300 word abstracts, proposals and other forms of contribution should be submitted by Friday 2nd October 2015.
All submissions be minimally double reviewed, under anonymous (blind) conditions, by a global panel drawn from members of the Project Team and the Advisory Board. In practice our procedures usually entail that by the time a proposal is accepted, it will have been triple and quadruple reviewed.
You will be notified of the panel’s decision by Friday 16th October 2015.
If your submission is accepted for the conference, a full draft of your contribution should be submitted by Friday 5th February 2016.
Abstracts may be in Word, RTF or Notepad formats with the following information and in this order:
a) author(s), b) affiliation as you would like it to appear in programme, c) email address, d) title of proposal, e) body of proposal, f) up to 10 keywords.
E-mails should be entitled: Loss Abstract Submission
Where to Send
Abstracts should be submitted simultaneously to both Organising Chairs:
This event is an inclusive interdisciplinary research and publishing project. It aims to bring together people from different areas and interests to share ideas and explore various discussions which are innovative and exciting.

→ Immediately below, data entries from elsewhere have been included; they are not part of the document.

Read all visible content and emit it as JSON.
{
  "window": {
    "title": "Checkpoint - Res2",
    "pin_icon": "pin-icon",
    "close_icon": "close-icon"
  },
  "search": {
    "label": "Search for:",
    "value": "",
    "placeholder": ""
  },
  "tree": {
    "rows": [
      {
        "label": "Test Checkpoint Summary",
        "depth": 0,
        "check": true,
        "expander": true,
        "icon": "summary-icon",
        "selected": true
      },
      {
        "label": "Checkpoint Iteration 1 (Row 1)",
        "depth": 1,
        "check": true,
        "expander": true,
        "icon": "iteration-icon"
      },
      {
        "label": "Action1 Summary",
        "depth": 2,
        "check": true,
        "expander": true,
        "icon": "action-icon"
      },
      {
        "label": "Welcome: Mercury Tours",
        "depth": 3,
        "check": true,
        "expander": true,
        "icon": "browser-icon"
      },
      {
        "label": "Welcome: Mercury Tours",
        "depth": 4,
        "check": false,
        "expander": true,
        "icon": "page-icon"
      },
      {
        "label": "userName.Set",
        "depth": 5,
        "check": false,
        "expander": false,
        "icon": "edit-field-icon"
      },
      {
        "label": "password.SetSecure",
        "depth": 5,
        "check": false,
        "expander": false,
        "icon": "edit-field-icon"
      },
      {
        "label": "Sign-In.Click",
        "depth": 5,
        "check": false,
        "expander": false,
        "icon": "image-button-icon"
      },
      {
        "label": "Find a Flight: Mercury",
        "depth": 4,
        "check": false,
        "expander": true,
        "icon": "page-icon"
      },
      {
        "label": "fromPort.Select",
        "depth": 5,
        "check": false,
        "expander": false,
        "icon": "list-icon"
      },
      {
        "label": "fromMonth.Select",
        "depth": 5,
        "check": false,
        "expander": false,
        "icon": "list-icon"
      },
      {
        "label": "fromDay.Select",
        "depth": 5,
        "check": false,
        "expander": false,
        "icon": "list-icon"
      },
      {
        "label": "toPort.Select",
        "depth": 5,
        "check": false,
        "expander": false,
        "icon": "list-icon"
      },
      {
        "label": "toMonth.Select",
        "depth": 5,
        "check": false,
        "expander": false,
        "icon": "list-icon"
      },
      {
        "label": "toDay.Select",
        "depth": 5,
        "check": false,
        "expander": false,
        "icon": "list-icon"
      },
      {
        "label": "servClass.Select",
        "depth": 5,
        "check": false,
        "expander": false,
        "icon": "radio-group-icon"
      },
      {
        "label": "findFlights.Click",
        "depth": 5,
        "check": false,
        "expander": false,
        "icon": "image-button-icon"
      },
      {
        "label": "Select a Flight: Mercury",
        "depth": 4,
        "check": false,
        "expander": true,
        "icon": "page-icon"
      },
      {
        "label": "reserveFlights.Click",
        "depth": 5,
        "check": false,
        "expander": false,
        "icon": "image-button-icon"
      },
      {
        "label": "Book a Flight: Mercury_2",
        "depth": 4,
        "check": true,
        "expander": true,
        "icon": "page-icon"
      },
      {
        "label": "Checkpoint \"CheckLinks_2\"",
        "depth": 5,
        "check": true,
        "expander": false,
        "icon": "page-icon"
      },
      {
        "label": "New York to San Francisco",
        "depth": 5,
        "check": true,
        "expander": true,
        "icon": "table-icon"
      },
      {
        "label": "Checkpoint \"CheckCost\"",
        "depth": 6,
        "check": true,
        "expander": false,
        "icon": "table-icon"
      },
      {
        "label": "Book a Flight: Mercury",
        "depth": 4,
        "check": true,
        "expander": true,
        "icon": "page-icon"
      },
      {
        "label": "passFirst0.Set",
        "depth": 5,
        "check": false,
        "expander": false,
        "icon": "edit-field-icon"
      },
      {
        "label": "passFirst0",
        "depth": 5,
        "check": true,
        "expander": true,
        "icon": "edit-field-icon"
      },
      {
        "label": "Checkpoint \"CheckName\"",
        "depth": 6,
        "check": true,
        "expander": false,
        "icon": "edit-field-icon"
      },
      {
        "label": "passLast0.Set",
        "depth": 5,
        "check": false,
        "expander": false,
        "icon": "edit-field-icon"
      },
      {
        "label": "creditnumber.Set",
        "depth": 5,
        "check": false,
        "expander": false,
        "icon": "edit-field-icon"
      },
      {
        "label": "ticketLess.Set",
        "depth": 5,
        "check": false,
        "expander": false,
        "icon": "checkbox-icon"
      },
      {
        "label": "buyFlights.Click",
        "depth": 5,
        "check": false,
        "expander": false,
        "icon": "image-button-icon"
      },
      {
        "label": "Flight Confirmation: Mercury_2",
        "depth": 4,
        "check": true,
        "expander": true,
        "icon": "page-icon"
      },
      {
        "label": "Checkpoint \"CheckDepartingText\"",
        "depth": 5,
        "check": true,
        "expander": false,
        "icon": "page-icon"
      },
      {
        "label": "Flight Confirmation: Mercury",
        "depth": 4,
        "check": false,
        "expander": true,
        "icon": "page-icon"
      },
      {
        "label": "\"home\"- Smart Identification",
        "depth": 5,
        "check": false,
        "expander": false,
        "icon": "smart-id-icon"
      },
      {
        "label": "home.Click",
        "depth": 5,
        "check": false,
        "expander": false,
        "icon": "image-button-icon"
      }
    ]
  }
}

All papers accepted for and presented at the conference must be in English and will be eligible for publication in an ISBN eBook. Selected papers may be developed for publication in a themed hard copy volume(s). All publications from the conference will require editors, to be chosen from interested delegates from the conference.
Inter-Disciplinary.Net believes it is a mark of personal courtesy and professional respect to your colleagues that all delegates should attend for the full duration of the meeting. If you are unable to make this commitment, please do not submit an abstract for presentation. Please note: Inter-Disciplinary.Net is a not-for-profit network and we are not in a position to be able to assist with conference travel or subsistence.